“The problems facing teams are serious, but instead of fixing serious teamwork problems with serious solutions, most team-building sessions focus on fun or frivolous activities like cooking classes or white-water rafting,” says Liane Davey, author of You First and VP for Global Solutions and Team Effectiveness at Knightsbridge Human Capital Solutions. “I guess the idea is that if you can have fun outside the office, maybe you can recapture the fun back in the office. Unfortunately, it doesn’t work out that way.”

Davey says there are five types of toxic teams.

There’s the crisis junkie team that only pulls together when there’s an urgent and immediate threat.

There’s the homogenized bobble head team.

The apathetic spectator team with members who show up for meetings, sit down and immediately check out.

The bleeding back team takes conflict underground and makes decisions through back channels.

And the ego-clashing royal rumble team is rife with personal agendas, shouting matches and vicious vendettas.

Maybe you think you can get your job done by sidestepping a toxic team and going it alone. Think again.
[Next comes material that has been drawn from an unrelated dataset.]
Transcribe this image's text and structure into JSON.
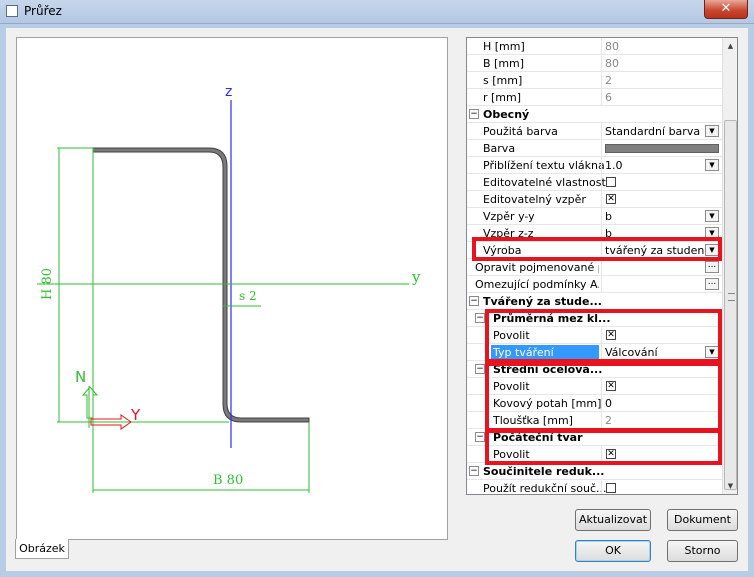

“Teams are the way we get work done,” says Davey. “Organizations need teams to live up to their promise instead of getting mired in dysfunction. Getting teams healthy will pay off richly in terms of productivity, innovation and risk management.”

You don’t fix a toxic team by playing games. You flush out the toxin by living up to five responsibilities. It’s a short list that Davey says is simple in theory yet difficult in practice.

Start with a positive assumption. Value what your teammates bring to the table.

Add your full value. Don’t be a spectator.

Amplify other voices. “Loan your credibility and your airtime to teammates whose minority perspectives are usually shut out of the discussion.”

Know when to say no. A team that tries to do everything invariably gets nothing done. Lose your own fear of missing out.

Embrace productive conflict and fight the good fight.

Everyone  needs to put these responsibilities into practice. The good news is a toxic team can be cured even if the leader’s clueless, a bully or bobblehead.

“Each and every team I’ve seen recover from dysfunction has been led by one brave soul who looked in the mirror and didn’t like what he or she saw. And instead of waiting for everyone else to change, that person decided to go first. Each and every team that got healthy had one member who would trust without being trusted. One person who would respond to hostility with curiousity. One person who would stand up for the teammate who others were shutting down.”

And that person can be you. Starting today.